▶ **TRY IT**:
All of the data that follows is to be written out exactly, with images excluded.

▶ **GIVEN DATA**:
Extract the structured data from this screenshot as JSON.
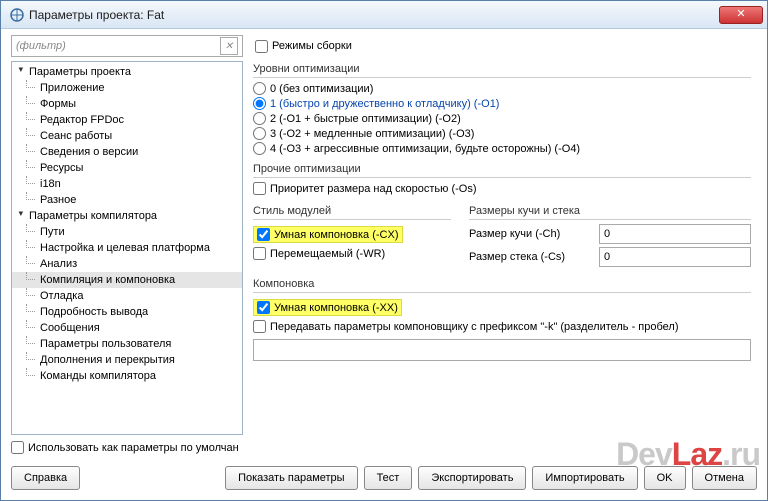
{
  "window": {
    "title": "Параметры проекта: Fat"
  },
  "filter": {
    "placeholder": "(фильтр)"
  },
  "build_modes": {
    "label": "Режимы сборки"
  },
  "tree": {
    "group1": {
      "title": "Параметры проекта",
      "items": [
        "Приложение",
        "Формы",
        "Редактор FPDoc",
        "Сеанс работы",
        "Сведения о версии",
        "Ресурсы",
        "i18n",
        "Разное"
      ]
    },
    "group2": {
      "title": "Параметры компилятора",
      "items": [
        "Пути",
        "Настройка и целевая платформа",
        "Анализ",
        "Компиляция и компоновка",
        "Отладка",
        "Подробность вывода",
        "Сообщения",
        "Параметры пользователя",
        "Дополнения и перекрытия",
        "Команды компилятора"
      ]
    }
  },
  "opt_levels": {
    "title": "Уровни оптимизации",
    "o0": "0 (без оптимизации)",
    "o1": "1 (быстро и дружественно к отладчику) (-O1)",
    "o2": "2 (-O1 + быстрые оптимизации) (-O2)",
    "o3": "3 (-O2 + медленные оптимизации) (-O3)",
    "o4": "4 (-O3 + агрессивные оптимизации, будьте осторожны) (-O4)"
  },
  "other_opt": {
    "title": "Прочие оптимизации",
    "size": "Приоритет размера над скоростью (-Os)"
  },
  "unit_style": {
    "title": "Стиль модулей",
    "smart": "Умная компоновка (-CX)",
    "reloc": "Перемещаемый (-WR)"
  },
  "heap": {
    "title": "Размеры кучи и стека",
    "heap_label": "Размер кучи (-Ch)",
    "stack_label": "Размер стека (-Cs)",
    "heap_val": "0",
    "stack_val": "0"
  },
  "linking": {
    "title": "Компоновка",
    "smart": "Умная компоновка (-XX)",
    "pass": "Передавать параметры компоновщику с префиксом \"-k\" (разделитель - пробел)"
  },
  "default_chk": "Использовать как параметры по умолчан",
  "buttons": {
    "help": "Справка",
    "show": "Показать параметры",
    "test": "Тест",
    "export": "Экспортировать",
    "import": "Импортировать",
    "ok": "OK",
    "cancel": "Отмена"
  },
  "watermark": {
    "a": "Dev",
    "b": "Laz",
    "c": ".ru"
  }
}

▶ **COMPLETED TASK**:
Extract the structured data from this screenshot as JSON.
{
  "window": {
    "title": "Параметры проекта: Fat"
  },
  "filter": {
    "placeholder": "(фильтр)"
  },
  "build_modes": {
    "label": "Режимы сборки"
  },
  "tree": {
    "group1": {
      "title": "Параметры проекта",
      "items": [
        "Приложение",
        "Формы",
        "Редактор FPDoc",
        "Сеанс работы",
        "Сведения о версии",
        "Ресурсы",
        "i18n",
        "Разное"
      ]
    },
    "group2": {
      "title": "Параметры компилятора",
      "items": [
        "Пути",
        "Настройка и целевая платформа",
        "Анализ",
        "Компиляция и компоновка",
        "Отладка",
        "Подробность вывода",
        "Сообщения",
        "Параметры пользователя",
        "Дополнения и перекрытия",
        "Команды компилятора"
      ]
    }
  },
  "opt_levels": {
    "title": "Уровни оптимизации",
    "o0": "0 (без оптимизации)",
    "o1": "1 (быстро и дружественно к отладчику) (-O1)",
    "o2": "2 (-O1 + быстрые оптимизации) (-O2)",
    "o3": "3 (-O2 + медленные оптимизации) (-O3)",
    "o4": "4 (-O3 + агрессивные оптимизации, будьте осторожны) (-O4)"
  },
  "other_opt": {
    "title": "Прочие оптимизации",
    "size": "Приоритет размера над скоростью (-Os)"
  },
  "unit_style": {
    "title": "Стиль модулей",
    "smart": "Умная компоновка (-CX)",
    "reloc": "Перемещаемый (-WR)"
  },
  "heap": {
    "title": "Размеры кучи и стека",
    "heap_label": "Размер кучи (-Ch)",
    "stack_label": "Размер стека (-Cs)",
    "heap_val": "0",
    "stack_val": "0"
  },
  "linking": {
    "title": "Компоновка",
    "smart": "Умная компоновка (-XX)",
    "pass": "Передавать параметры компоновщику с префиксом \"-k\" (разделитель - пробел)"
  },
  "default_chk": "Использовать как параметры по умолчан",
  "buttons": {
    "help": "Справка",
    "show": "Показать параметры",
    "test": "Тест",
    "export": "Экспортировать",
    "import": "Импортировать",
    "ok": "OK",
    "cancel": "Отмена"
  },
  "watermark": {
    "a": "Dev",
    "b": "Laz",
    "c": ".ru"
  }
}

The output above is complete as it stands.